THE Department of Agriculture (DA) has commended local flour millers for its commitment to stabilize supply of flour in the market to maintain prices of pan de sal and other bakery products.
Agriculture Secretary Proceso Alcala welcomed the move by the Philippine Association of Flour Millers Inc. (Pafmil) as it commits to provide more supply of flour to maintain its price—as well as stabilize the prices of pan de sal, tasty bread and other bakery products.
“In a letter dated July 18, Pafmil has assured that they will maintain the price of flour at present levels during the effectivity of the provisional antidumping duty,” Alcala said.
He also said that Pafmil President Sabin Aboitiz also assured that the millers’ group would maintain higher inventories to supply the market efficiently and without delay.
Earlier, Pafmil millers filed a petition to increase the tariff on imported flour to 20 percent, from the current 7 percent. The group is particularly against the import of cheap flour from Turkey, which has been easing out local flour millers.
Ric Pinca, Pafmil executive director, said that the dumping activities by Turkish flour importers violate the World Trade Organization rules to which most countries—including the Philippines and Turkey—abide by under the world free-trade regimen.
Dumping occurs when a country exports a commodity at prices lower than its domestic prices. When a country exports products at dumping prices, it is engaged in unfair trade.
“Thus, we are up against a group of flour exporters engaging in unfair trade,” he said.

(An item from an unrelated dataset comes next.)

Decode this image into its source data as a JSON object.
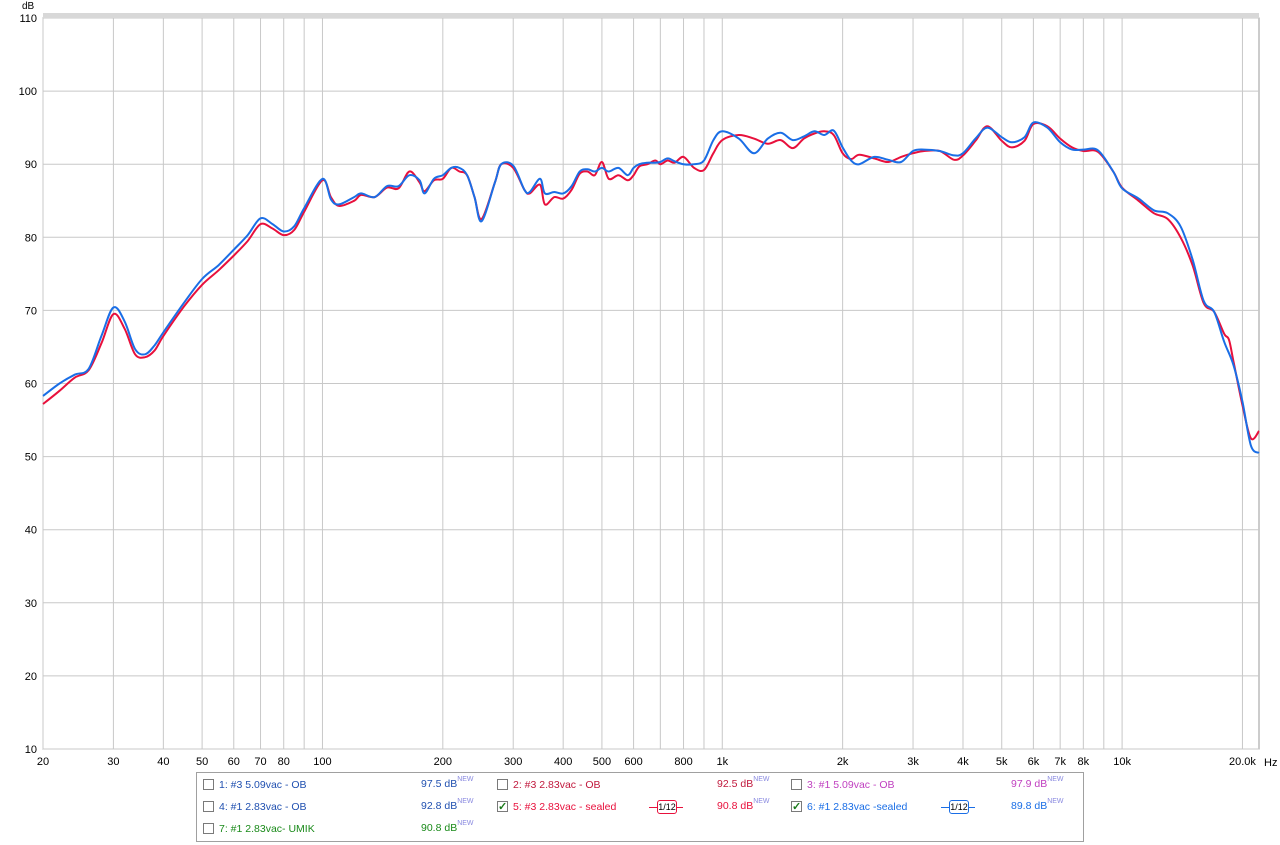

Pafmil clarified that the antidumping petition is only against Turkish flour, noting that their appeal is a reply to Turkey’s unfair trade activity. At present, there are Indonesian flour, Vietnamese flour, Australian flour and even Indian flour being exported to the Philippines.